By Rehana Iftikhar,
The immediate reaction of the word “slum“ is not a pleasant one. We think of it as a squalid and overcrowded urban street or district which is inhabited by very poor people. Slums are universally assumed to be the worst places for people to live in. I would say indeed it is! But what is of significance here is that, Children in Indian slums are happier than iPad generation, according to a Unicef report.
As we all are aware that, the number of people staying in the slums has increased by an alarming 50 per cent in a decade. More than a 100 children live in slums, most of who live in extremely deplorable conditions. I attempt to take a glimpse into their lives. Once we take a close look at their lives, we see that these kids are not low spirited or desolate .
They don’t get clean water to drink. Neither do they have proper sanitation or ventilation facilities in their houses. Power tripping, choked drains, stinking community toilets, mosquitoes and flies make their life miserable. Despite being surrounded by squalor in the makeshift shanty town these children can’t help but smile as they play in the street. One gets to see that, no smile is forced. No one is ashamed of where they lived. Their dignity seems impressive. But it is very important for us not to look at them with pity or compassion. Indeed, seeing people live on a dump site is a shocking view. But these young kids always manage to see the positive side of things. ‘One cannot imagine the smell and the amount of insects when there are acres of trash lying around you in the scorching sun.’
Dharavi is one such example. Dharavi, in central Mumbai (Bombay), is home to up to a million people and is Asia’s biggest slum. But yet this slum too has able to improve their conditions and have learnt to smile out of despair. It contains a huge conglomeration of cottage industries and primitive workshops that produce goods for the world market—an estimated 15,000 single-room factories—as well as an expanding industry processing recyclable waste from across Mumbai. The total annual turnover of Dharavi is estimated to be anywhere from US$650 million to US$1 billion. Many residents have a small color television with a cable connection that ensures they can catch up with their favorite cartoons and programs. Some of them even have a video player. Dharavi also has a large number of thriving small-scale industries that produce embroidered garments, export quality leather goods, pottery and plastic. Most of these products are made in tiny manufacturing units spread across the slum and are sold in domestic as well as international markets.
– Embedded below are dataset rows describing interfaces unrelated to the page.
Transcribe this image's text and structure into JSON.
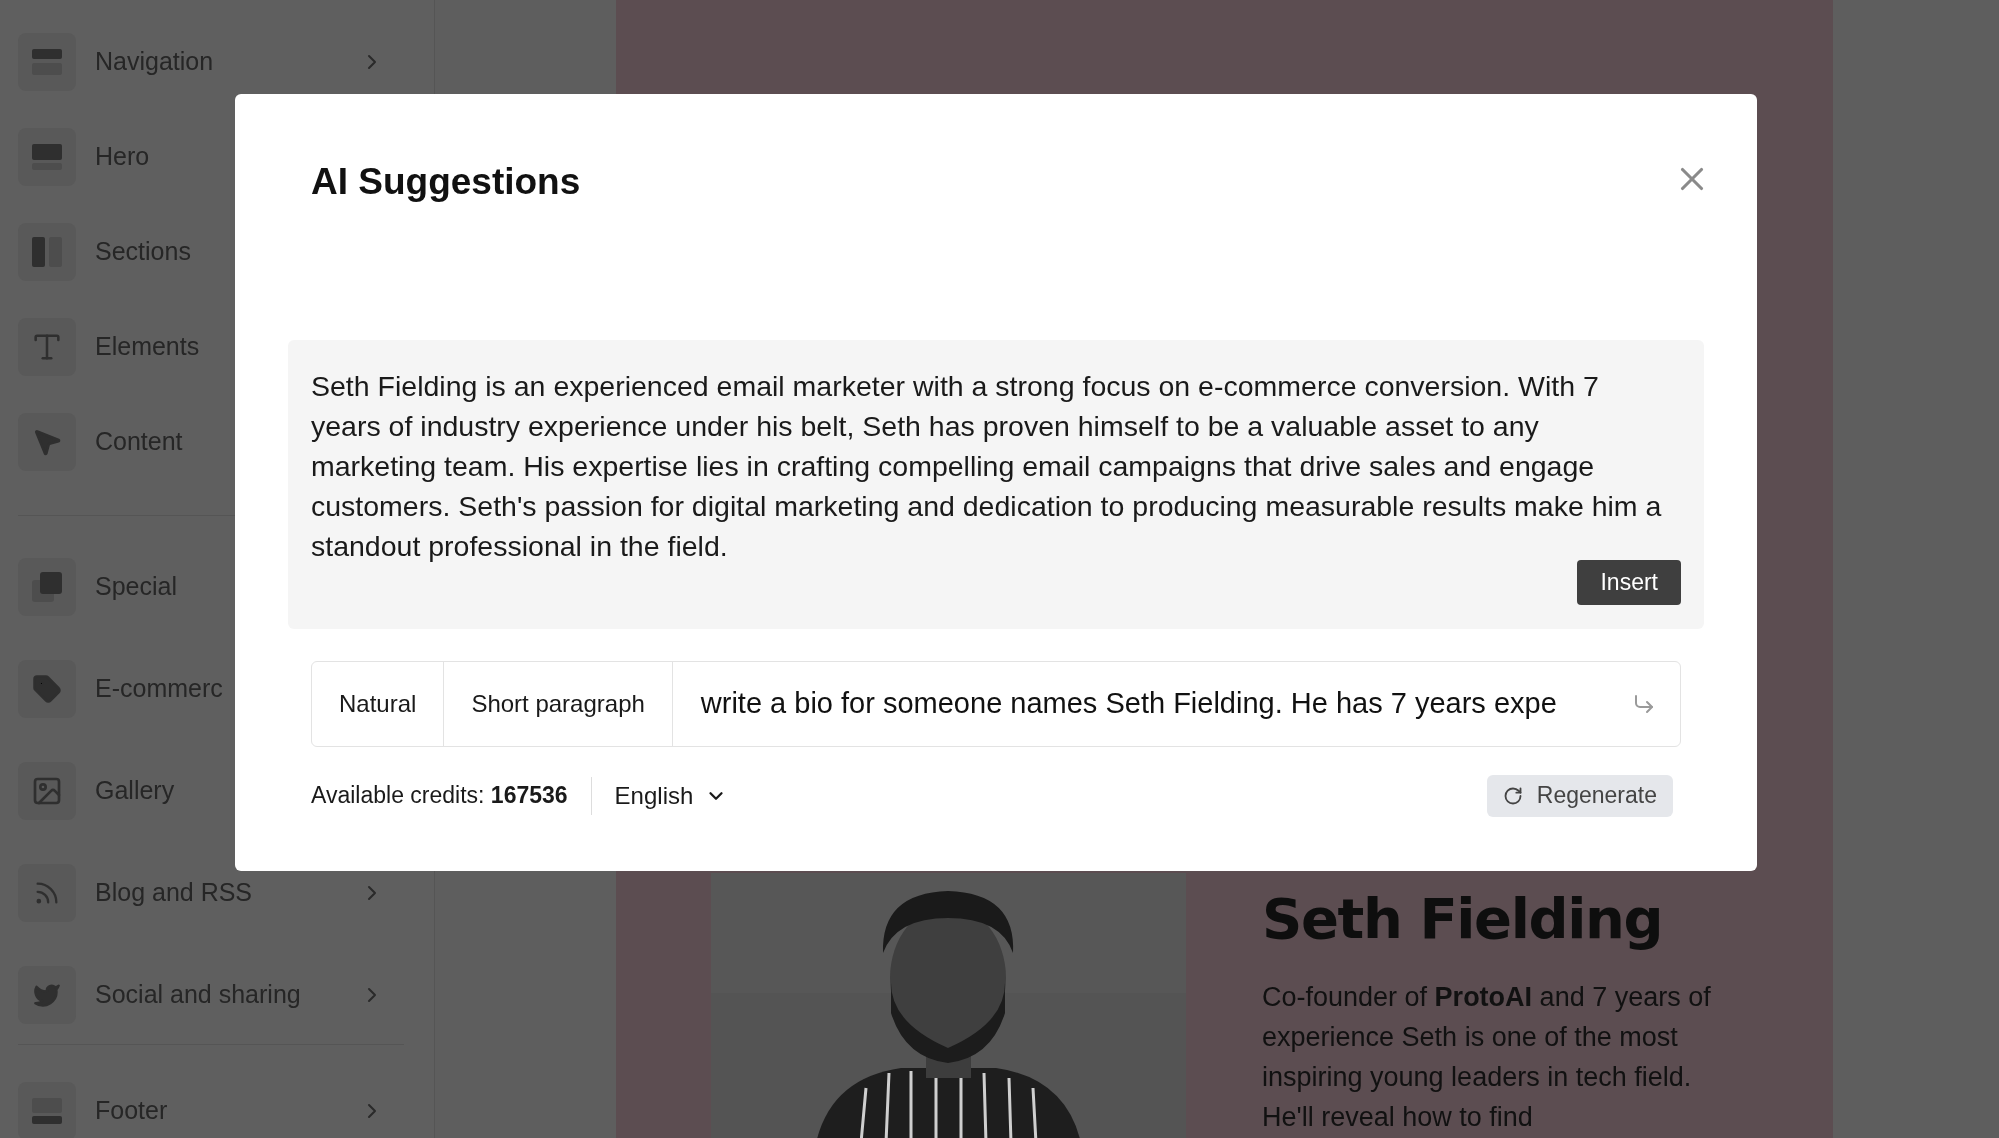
{
  "sidebar": {
    "groups": [
      {
        "items": [
          {
            "label": "Navigation",
            "kind": "navigation",
            "chevron": true
          },
          {
            "label": "Hero",
            "kind": "hero",
            "chevron": false
          },
          {
            "label": "Sections",
            "kind": "sections",
            "chevron": false
          },
          {
            "label": "Elements",
            "kind": "elements",
            "chevron": false
          },
          {
            "label": "Content",
            "kind": "content",
            "chevron": false
          }
        ]
      },
      {
        "items": [
          {
            "label": "Special",
            "kind": "special",
            "chevron": false
          },
          {
            "label": "E-commerc",
            "kind": "tag",
            "chevron": false
          },
          {
            "label": "Gallery",
            "kind": "gallery",
            "chevron": false
          },
          {
            "label": "Blog and RSS",
            "kind": "rss",
            "chevron": true
          },
          {
            "label": "Social and sharing",
            "kind": "bird",
            "chevron": true
          }
        ]
      },
      {
        "items": [
          {
            "label": "Footer",
            "kind": "footer",
            "chevron": true
          }
        ]
      }
    ]
  },
  "canvas": {
    "heading": "Seth Fielding",
    "bio": "Co-founder of **ProtoAI** and 7 years of experience Seth is one of the most inspiring young leaders in tech field. He'll reveal how to find"
  },
  "dialog": {
    "title": "AI Suggestions",
    "suggestion": "Seth Fielding is an experienced email marketer with a strong focus on e-commerce conversion. With 7 years of industry experience under his belt, Seth has proven himself to be a valuable asset to any marketing team. His expertise lies in crafting compelling email campaigns that drive sales and engage customers. Seth's passion for digital marketing and dedication to producing measurable results make him a standout professional in the field.",
    "insert_button": "Insert",
    "tone": "Natural",
    "length": "Short paragraph",
    "prompt": "write a bio for someone names Seth Fielding. He has 7 years expe",
    "credits_label": "Available credits: ",
    "credits": "167536",
    "language": "English",
    "regenerate_button": "Regenerate"
  }
}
But now in India there are other slums which are beginning to rival Dharavi in size and squalor. The people there spend their days sorting through the trash, trying to find anything of value, mostly metal. We must note that, they all smiles carefree, with the hardships they face each day. It can be in the name of finding food to feed a family, fighting infection caused by poor sanitation, alcoholism, being forced to sell various things on the streets, either as a rag picker, or as a help in a tea stall .No matter what they all confront daily, they are capable enough to steal tiny little moments of joy, of enjoyment, from the hardship they face.
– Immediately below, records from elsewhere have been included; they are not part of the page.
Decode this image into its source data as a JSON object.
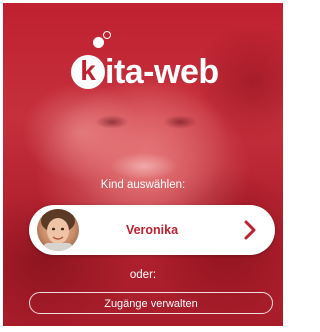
{
  "app": {
    "logo_letter": "k",
    "logo_text": "ita-web",
    "brand_color": "#c0202f"
  },
  "prompt": "Kind auswählen:",
  "children": [
    {
      "name": "Veronika",
      "avatar_icon": "child-photo",
      "action_icon": "chevron-right-icon"
    }
  ],
  "or_label": "oder:",
  "manage_button_label": "Zugänge verwalten"
}
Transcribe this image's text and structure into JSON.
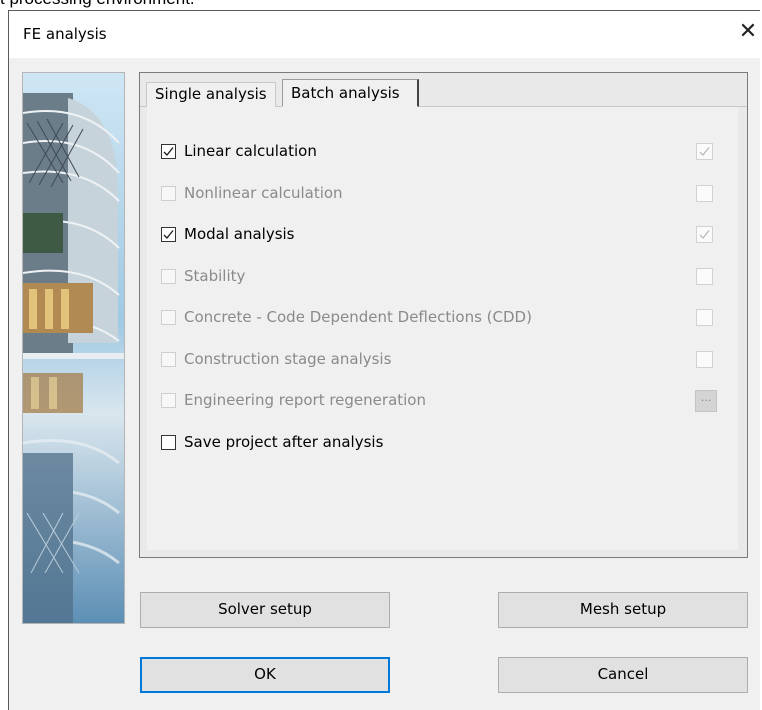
{
  "background_caption": "t processing environment.",
  "dialog": {
    "title": "FE analysis",
    "close_symbol": "✕"
  },
  "tabs": [
    {
      "label": "Single analysis",
      "active": false
    },
    {
      "label": "Batch analysis",
      "active": true
    }
  ],
  "options": [
    {
      "label": "Linear calculation",
      "checked": true,
      "enabled": true,
      "right": "check"
    },
    {
      "label": "Nonlinear calculation",
      "checked": false,
      "enabled": false,
      "right": "box"
    },
    {
      "label": "Modal analysis",
      "checked": true,
      "enabled": true,
      "right": "check"
    },
    {
      "label": "Stability",
      "checked": false,
      "enabled": false,
      "right": "box"
    },
    {
      "label": "Concrete - Code Dependent Deflections (CDD)",
      "checked": false,
      "enabled": false,
      "right": "box"
    },
    {
      "label": "Construction stage analysis",
      "checked": false,
      "enabled": false,
      "right": "box"
    },
    {
      "label": "Engineering report regeneration",
      "checked": false,
      "enabled": false,
      "right": "dots"
    },
    {
      "label": "Save project after analysis",
      "checked": false,
      "enabled": true,
      "right": "none"
    }
  ],
  "dots_label": "...",
  "buttons": {
    "solver_setup": "Solver setup",
    "mesh_setup": "Mesh setup",
    "ok": "OK",
    "cancel": "Cancel"
  },
  "colors": {
    "accent": "#0078d7",
    "dialog_bg": "#f0f0f0"
  }
}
Moreover, many of these children are immensely talented. Most of these kids have multiple talents. They wait for the time when they get free so that they can go out in the open to play. The environment of gloom has not yet engulfed their dreams and hopes.
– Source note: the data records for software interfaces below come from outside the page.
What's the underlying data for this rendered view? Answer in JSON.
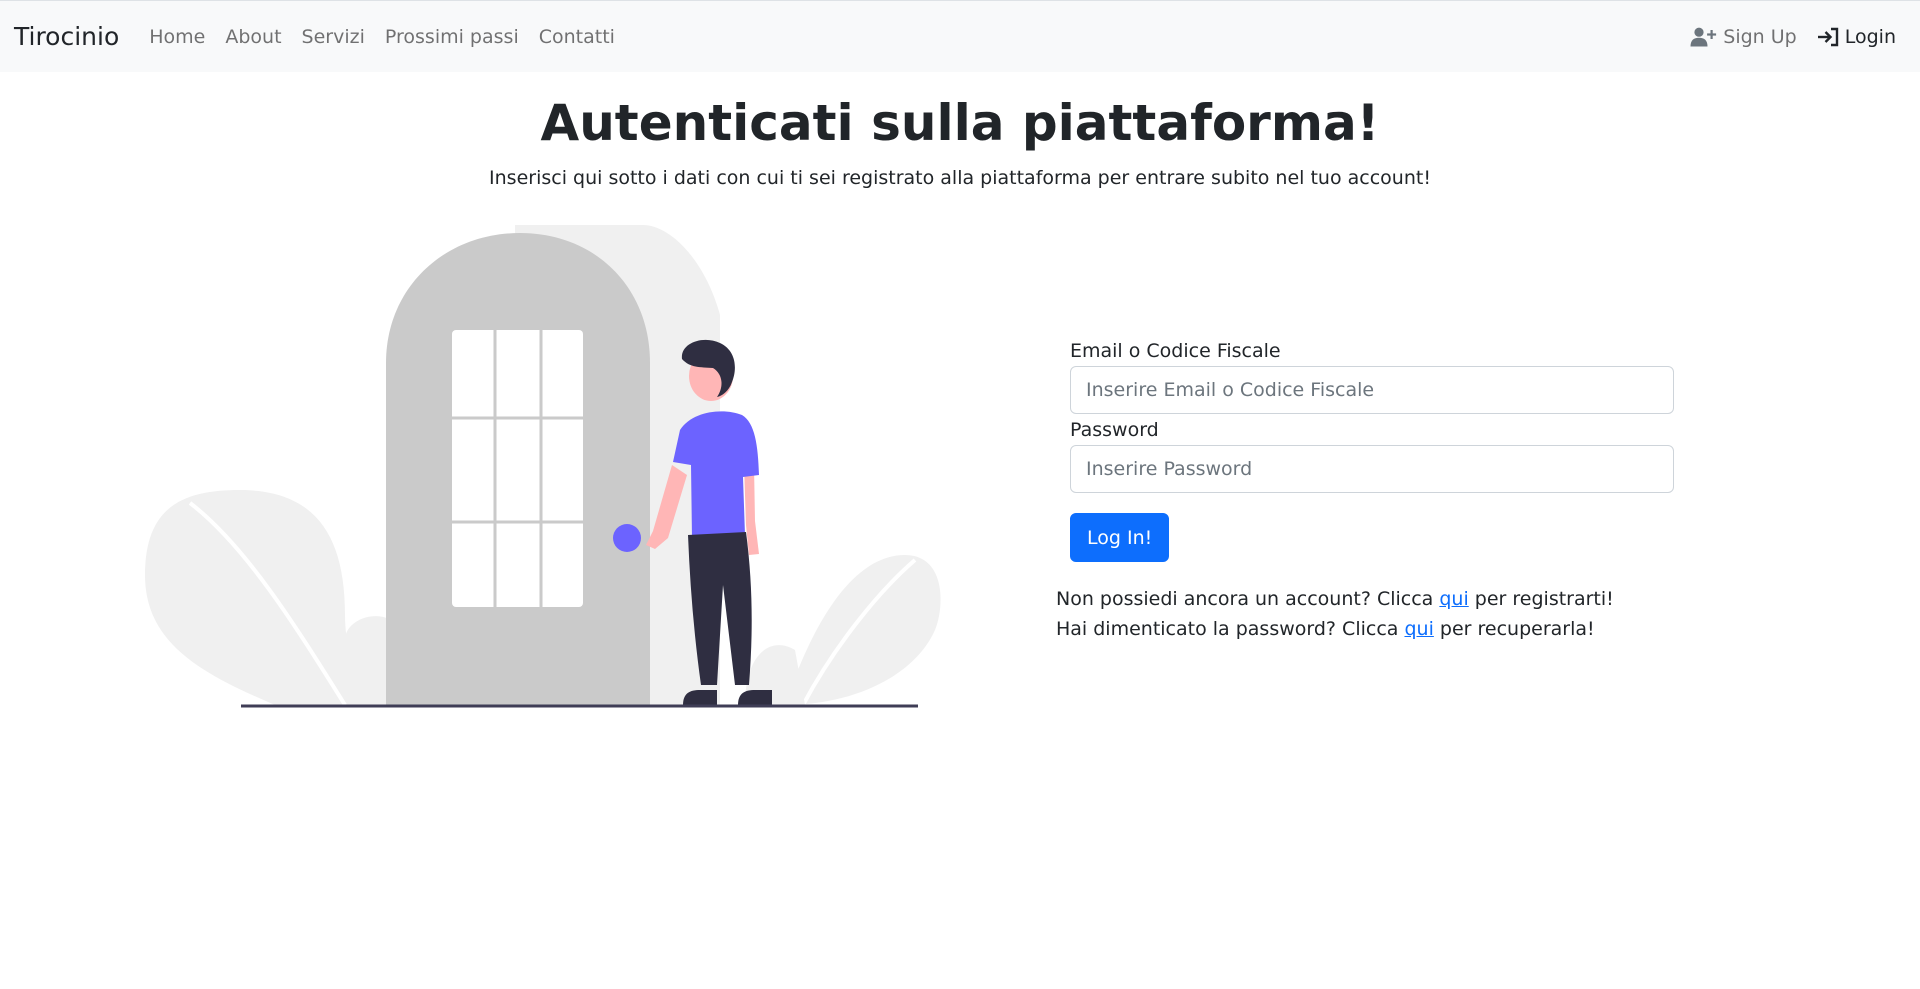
{
  "navbar": {
    "brand": "Tirocinio",
    "links": [
      "Home",
      "About",
      "Servizi",
      "Prossimi passi",
      "Contatti"
    ],
    "signup_label": "Sign Up",
    "login_label": "Login",
    "signup_icon": "user-plus-icon",
    "login_icon": "sign-in-icon"
  },
  "page": {
    "title": "Autenticati sulla piattaforma!",
    "subtitle": "Inserisci qui sotto i dati con cui ti sei registrato alla piattaforma per entrare subito nel tuo account!"
  },
  "form": {
    "email_label": "Email o Codice Fiscale",
    "email_placeholder": "Inserire Email o Codice Fiscale",
    "email_value": "",
    "password_label": "Password",
    "password_placeholder": "Inserire Password",
    "password_value": "",
    "submit_label": "Log In!"
  },
  "help": {
    "register_prefix": "Non possiedi ancora un account? Clicca",
    "register_link": "qui",
    "register_suffix": "per registrarti!",
    "recover_prefix": "Hai dimenticato la password? Clicca",
    "recover_link": "qui",
    "recover_suffix": "per recuperarla!"
  },
  "colors": {
    "primary": "#0d6efd",
    "navbar_bg": "#f8f9fa",
    "illustration_accent": "#6c63ff"
  }
}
Rehana Iftikhar is a sophomore . Pursuing journalism and mass communication from Lady Shri Ram College for Women, Delhi. She aspires to be an eminent journalist. She likes to spend her time with her family and friends. If given a chance, she wants to explore the world with her family. A Fun loving girl who loves to sing. She is a friendly person, good thinker, flexible. She love to write and believes that a job should be like a hobby. Her basic instinct, is to keep learning and exploring, all the times.
Edited by Namrata Caleb, Senior Editor, The Indian Economist